> The task
An exact reproduction of the data below is the required answer.

Source data:

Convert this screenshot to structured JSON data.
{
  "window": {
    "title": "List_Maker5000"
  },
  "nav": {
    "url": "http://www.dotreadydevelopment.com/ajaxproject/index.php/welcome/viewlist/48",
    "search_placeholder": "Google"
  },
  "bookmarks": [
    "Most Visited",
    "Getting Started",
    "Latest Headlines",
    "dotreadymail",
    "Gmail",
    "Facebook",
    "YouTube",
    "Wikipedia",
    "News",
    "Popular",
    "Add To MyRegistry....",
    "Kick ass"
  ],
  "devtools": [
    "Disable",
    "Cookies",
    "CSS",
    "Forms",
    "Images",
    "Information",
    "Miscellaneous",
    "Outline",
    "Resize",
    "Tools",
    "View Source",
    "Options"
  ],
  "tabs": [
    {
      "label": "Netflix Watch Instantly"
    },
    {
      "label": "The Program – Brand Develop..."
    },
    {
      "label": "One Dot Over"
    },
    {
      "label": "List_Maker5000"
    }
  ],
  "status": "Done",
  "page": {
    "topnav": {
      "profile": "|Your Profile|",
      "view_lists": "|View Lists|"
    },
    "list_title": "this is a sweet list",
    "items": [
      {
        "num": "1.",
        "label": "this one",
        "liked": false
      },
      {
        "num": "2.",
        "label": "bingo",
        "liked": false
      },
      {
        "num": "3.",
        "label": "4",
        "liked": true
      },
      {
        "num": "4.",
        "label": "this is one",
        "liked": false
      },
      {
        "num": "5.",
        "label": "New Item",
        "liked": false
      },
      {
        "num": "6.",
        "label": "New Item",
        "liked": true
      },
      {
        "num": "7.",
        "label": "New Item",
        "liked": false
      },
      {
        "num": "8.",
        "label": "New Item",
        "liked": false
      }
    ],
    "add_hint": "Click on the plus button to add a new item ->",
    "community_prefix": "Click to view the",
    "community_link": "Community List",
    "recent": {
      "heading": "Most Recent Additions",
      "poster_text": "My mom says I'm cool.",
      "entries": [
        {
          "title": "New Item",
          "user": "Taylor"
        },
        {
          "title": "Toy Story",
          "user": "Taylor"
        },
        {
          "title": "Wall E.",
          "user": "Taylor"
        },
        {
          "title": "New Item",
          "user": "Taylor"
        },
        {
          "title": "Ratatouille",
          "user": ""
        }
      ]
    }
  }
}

> Response area
Convert this screenshot to structured JSON data.
{
  "window": {
    "title": "List_Maker5000"
  },
  "nav": {
    "url": "http://www.dotreadydevelopment.com/ajaxproject/index.php/welcome/viewlist/48",
    "search_placeholder": "Google"
  },
  "bookmarks": [
    "Most Visited",
    "Getting Started",
    "Latest Headlines",
    "dotreadymail",
    "Gmail",
    "Facebook",
    "YouTube",
    "Wikipedia",
    "News",
    "Popular",
    "Add To MyRegistry....",
    "Kick ass"
  ],
  "devtools": [
    "Disable",
    "Cookies",
    "CSS",
    "Forms",
    "Images",
    "Information",
    "Miscellaneous",
    "Outline",
    "Resize",
    "Tools",
    "View Source",
    "Options"
  ],
  "tabs": [
    {
      "label": "Netflix Watch Instantly"
    },
    {
      "label": "The Program – Brand Develop..."
    },
    {
      "label": "One Dot Over"
    },
    {
      "label": "List_Maker5000"
    }
  ],
  "status": "Done",
  "page": {
    "topnav": {
      "profile": "|Your Profile|",
      "view_lists": "|View Lists|"
    },
    "list_title": "this is a sweet list",
    "items": [
      {
        "num": "1.",
        "label": "this one",
        "liked": false
      },
      {
        "num": "2.",
        "label": "bingo",
        "liked": false
      },
      {
        "num": "3.",
        "label": "4",
        "liked": true
      },
      {
        "num": "4.",
        "label": "this is one",
        "liked": false
      },
      {
        "num": "5.",
        "label": "New Item",
        "liked": false
      },
      {
        "num": "6.",
        "label": "New Item",
        "liked": true
      },
      {
        "num": "7.",
        "label": "New Item",
        "liked": false
      },
      {
        "num": "8.",
        "label": "New Item",
        "liked": false
      }
    ],
    "add_hint": "Click on the plus button to add a new item ->",
    "community_prefix": "Click to view the",
    "community_link": "Community List",
    "recent": {
      "heading": "Most Recent Additions",
      "poster_text": "My mom says I'm cool.",
      "entries": [
        {
          "title": "New Item",
          "user": "Taylor"
        },
        {
          "title": "Toy Story",
          "user": "Taylor"
        },
        {
          "title": "Wall E.",
          "user": "Taylor"
        },
        {
          "title": "New Item",
          "user": "Taylor"
        },
        {
          "title": "Ratatouille",
          "user": ""
        }
      ]
    }
  }
}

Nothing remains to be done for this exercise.